Sometimes when you are in really deep, everything you want to accomplish seems so monumental that you give up before you even begin. I came across Dave Ramsey’s Baby Steps and liked the sound of it. So, I imagined myself working with someone in a bad financial situation, and here are 10 little things that I would suggest to help him toward recover. The journey will be long, but as Confucius said “A journey of a thousand miles begins with a single step.” Without further ado, here is my version of the baby steps.
The first and the hardest thing to do is recognize that you are in a bad financial situation and decide to do something about it. Arm yourself with knowledge about money, so that you can learn to master it. There are a lot of good books, blogs, and web sites that you can peruse to build your knowledge. I recommend this short article on wealth building.
Sometimes the temptation to use these plastic cards is just too great — it is so convenient, isn’t it? A good way to stop yourself from using them is not to carry them around. Carry just enough cash for whatever you have planned for the day. This will force you to think about your spending habits, and prevent you from buying on impulse. If you manage to clear your credit card debt, you can reward yourself by keeping one in your wallet for emergencies.
My friend Glblguy would have you cut up your credit cards. It is a little extreme, but that is your choice.
If you owe money on several credit cards, it is time to make phone calls. Call each of your credit card company and ask them to lower the interest rate. If the customer service representative refuses, hang up and call back again — another person may be more helpful.
While on the phone, ask if they would offer you a better interest rate and waive fees if you transfer all your credit card balances to them. Do not forget to review the fine print carefully — e.g., how long does this better rate last? What is the catch?, etc. You do not want to be surprise by a higher rate 3 months down the road.
While you are going through this phone exercise, make a list of all your credit cards. For each write down the current balance, interest rate, negotiated interest rate, balance transfer fee, and any other note. You will want to come back to this later.
Lastly, ask your Credit Union or local bank to see if they would offer you a personal loan.

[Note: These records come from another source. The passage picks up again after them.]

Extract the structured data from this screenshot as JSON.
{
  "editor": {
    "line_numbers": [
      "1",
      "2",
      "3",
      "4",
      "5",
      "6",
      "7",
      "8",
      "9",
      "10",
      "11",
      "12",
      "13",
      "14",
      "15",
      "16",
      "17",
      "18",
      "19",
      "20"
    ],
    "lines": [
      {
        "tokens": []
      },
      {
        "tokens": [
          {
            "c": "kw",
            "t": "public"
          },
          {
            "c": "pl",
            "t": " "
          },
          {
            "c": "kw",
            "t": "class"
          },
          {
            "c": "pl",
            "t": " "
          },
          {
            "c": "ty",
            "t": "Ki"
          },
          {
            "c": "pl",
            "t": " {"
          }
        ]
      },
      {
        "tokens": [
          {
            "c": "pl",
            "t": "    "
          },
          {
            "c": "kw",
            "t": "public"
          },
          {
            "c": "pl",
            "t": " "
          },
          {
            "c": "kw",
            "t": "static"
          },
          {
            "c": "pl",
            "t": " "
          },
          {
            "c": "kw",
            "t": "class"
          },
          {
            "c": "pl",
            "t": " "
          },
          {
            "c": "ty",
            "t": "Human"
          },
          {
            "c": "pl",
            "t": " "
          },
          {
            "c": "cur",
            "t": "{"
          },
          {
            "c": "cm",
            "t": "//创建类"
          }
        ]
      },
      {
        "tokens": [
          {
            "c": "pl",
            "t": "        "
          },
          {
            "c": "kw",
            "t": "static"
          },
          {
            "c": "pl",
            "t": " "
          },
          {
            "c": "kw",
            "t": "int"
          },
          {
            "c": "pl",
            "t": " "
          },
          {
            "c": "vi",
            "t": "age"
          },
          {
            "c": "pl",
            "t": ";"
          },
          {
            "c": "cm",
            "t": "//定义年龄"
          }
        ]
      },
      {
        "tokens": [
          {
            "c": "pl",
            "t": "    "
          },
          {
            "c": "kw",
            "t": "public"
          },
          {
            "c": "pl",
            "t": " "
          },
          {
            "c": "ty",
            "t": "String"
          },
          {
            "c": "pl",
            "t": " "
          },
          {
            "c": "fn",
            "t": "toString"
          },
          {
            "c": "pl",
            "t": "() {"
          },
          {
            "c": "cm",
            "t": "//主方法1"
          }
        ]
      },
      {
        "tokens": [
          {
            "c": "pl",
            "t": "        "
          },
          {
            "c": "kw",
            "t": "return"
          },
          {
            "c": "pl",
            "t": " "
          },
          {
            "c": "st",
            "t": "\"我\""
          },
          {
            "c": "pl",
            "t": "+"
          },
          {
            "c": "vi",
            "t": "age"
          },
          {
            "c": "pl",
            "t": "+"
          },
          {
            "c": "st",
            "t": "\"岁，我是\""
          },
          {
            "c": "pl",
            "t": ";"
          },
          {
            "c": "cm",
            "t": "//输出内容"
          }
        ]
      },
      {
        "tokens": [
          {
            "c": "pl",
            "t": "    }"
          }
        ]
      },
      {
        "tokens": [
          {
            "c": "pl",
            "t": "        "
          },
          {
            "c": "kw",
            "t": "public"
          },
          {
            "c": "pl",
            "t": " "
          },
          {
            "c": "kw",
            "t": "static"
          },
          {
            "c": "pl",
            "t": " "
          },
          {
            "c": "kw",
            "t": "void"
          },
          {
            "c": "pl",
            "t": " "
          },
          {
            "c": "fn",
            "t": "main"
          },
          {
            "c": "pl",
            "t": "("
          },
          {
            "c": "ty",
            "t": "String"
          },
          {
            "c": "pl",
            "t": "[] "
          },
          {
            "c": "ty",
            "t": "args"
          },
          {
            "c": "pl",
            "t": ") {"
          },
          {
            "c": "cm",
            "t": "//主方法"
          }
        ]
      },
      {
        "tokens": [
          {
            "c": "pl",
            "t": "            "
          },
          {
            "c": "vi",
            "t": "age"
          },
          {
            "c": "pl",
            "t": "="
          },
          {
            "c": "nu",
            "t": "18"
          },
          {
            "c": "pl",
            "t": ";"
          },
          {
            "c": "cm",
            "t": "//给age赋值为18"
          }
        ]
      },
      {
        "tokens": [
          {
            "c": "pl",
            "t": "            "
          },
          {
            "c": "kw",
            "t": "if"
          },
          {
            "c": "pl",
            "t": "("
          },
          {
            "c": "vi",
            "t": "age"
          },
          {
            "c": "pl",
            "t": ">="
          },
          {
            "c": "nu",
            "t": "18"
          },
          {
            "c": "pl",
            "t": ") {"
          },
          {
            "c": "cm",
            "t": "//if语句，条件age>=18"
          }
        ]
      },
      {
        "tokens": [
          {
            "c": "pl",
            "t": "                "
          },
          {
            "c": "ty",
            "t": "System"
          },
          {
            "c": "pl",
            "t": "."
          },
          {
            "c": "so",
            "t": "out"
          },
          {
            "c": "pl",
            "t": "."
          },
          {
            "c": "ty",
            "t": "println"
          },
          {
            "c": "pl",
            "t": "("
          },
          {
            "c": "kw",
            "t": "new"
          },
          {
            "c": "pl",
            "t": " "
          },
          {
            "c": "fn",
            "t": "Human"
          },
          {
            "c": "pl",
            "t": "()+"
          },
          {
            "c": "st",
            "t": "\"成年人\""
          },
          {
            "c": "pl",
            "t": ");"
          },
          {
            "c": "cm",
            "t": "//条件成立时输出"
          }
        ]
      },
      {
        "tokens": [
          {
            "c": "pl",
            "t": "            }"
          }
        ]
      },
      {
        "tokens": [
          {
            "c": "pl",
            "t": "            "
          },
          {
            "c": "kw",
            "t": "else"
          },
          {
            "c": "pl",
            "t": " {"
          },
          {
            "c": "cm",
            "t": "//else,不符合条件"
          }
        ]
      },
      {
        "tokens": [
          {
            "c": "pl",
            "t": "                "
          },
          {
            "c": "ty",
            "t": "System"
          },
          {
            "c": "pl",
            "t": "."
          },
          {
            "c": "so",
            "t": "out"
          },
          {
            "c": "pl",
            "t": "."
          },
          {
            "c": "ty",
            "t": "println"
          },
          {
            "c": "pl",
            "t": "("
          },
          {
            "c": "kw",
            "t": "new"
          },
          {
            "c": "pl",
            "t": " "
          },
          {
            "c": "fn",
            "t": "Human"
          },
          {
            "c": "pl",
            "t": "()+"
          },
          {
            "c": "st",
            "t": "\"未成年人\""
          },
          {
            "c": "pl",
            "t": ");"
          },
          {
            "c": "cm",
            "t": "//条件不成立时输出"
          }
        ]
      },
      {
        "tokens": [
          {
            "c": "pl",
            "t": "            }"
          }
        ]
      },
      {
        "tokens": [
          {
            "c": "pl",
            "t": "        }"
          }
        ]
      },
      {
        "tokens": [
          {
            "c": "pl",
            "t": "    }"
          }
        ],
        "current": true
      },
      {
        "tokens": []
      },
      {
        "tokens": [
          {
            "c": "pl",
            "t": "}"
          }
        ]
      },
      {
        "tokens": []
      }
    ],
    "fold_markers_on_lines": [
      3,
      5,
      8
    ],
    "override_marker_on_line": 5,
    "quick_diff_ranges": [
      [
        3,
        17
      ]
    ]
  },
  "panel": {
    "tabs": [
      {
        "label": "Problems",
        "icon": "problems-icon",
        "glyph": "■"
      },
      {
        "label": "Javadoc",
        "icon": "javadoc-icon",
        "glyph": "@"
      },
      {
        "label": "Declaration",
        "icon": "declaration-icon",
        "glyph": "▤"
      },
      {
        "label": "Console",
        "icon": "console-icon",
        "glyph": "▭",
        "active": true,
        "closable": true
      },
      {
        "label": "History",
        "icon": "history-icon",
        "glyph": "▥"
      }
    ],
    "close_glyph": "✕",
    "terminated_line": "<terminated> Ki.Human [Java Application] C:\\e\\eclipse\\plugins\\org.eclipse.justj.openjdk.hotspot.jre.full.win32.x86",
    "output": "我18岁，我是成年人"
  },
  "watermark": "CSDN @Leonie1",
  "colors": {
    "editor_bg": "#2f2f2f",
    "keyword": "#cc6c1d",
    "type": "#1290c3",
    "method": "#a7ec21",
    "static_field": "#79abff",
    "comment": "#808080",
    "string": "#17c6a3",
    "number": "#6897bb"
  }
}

If the rate is good, you can use this money to pay off balances on credit cards with higher interest rates.
Once you have your list, you can do the following:
Remember, to put your credit cards away until you wipe off your debt.
Only buy the minimum you need to survive — e.g., food, medicine, rent (for shelter), etc. — and do not stock up. That means no Costco and BJ for you. Also, opt for less expensive items over more expensive ones, and buy used instead of new when you can. For electronics, always wait until the first price cut before you buy.
For all other stuff, do not buy anything the moment you want it, wait 1 month and see what happens. If you still want it then, may be it is worth your money.
I cannot tell you how many times I go to the store to buy one thing and come back with whole bunch of stuff I did not plan to buy. Always make a shopping list before you go to the store, and do not be tempted while you are there. I usually walk straight to the items that I want and go through my list as fast as I can. My theory is if I did not put it on my list, it cannot be that important.
If you do this, you can save a decent amount of money each week.
I know it is nice and cool at the mall. You get to look at other people, and play with all the cool toys at Brookstone and Sharper Image. But spending your free time at the mall is a terrible way to get out of financial problem. Instead, spend your time on other activities. Some of my favorites are walking in the park, riding my bicycle, reading books, working on my blog, reading stuff on the Net, watching television and old DVDs, just to name a few.
A good example of this mantra is my dad. He spends most of his free time in his garden. We have string beans, hot peppers, bitter melons, and mints growing in our front yard. Instead of going to the local store, we can go to the yard and get them. How cool is that?
While you are fixing up your issues, do not forget about your future. If you never contribute to 401k before, do it now. Put away at least 5% initially and try to increase it by at least 1% (of your pay) each year. If your employer provides matching contribution, that’s even better.
A slightly harder option (because it is not automatic) is to save a small amount each week and put it into your IRA.
Even if you are tempted to use every last dollar to pay off your debt (that is what you are doing right?), you should pull out $20 each week. Keep this under the mattress if you like. Wherever you keep it, do not use the money once you saved it. After 1 year, you will have your first $1,000 of emergency fund.
Instead of the mattress, you can do even better by putting this in a high yield savings account or a money market fund. Just make sure you can easily get to it in case of emergency.
When was the last time you ask for a raise or go for a promotion? When was the last time you update your resume? The time is NOW. Update your resume and post it on job search sites. While you are there, look around and see what employers are looking for. May be it is time to update your knowledge and skills.
As you put yourself out there, do not forget to approach your boss and ask for a raise.
Here is 101 ways to put $101 in your pocket this month from Blogging Away Debt. I also have a small collection of saving tips, and here are some more from Gather Little By Little and Plonkee Money. How about a game with your family and friends to see how many ideas you can come up with?
I hope that you find these baby steps helpful, simple, and straightforward.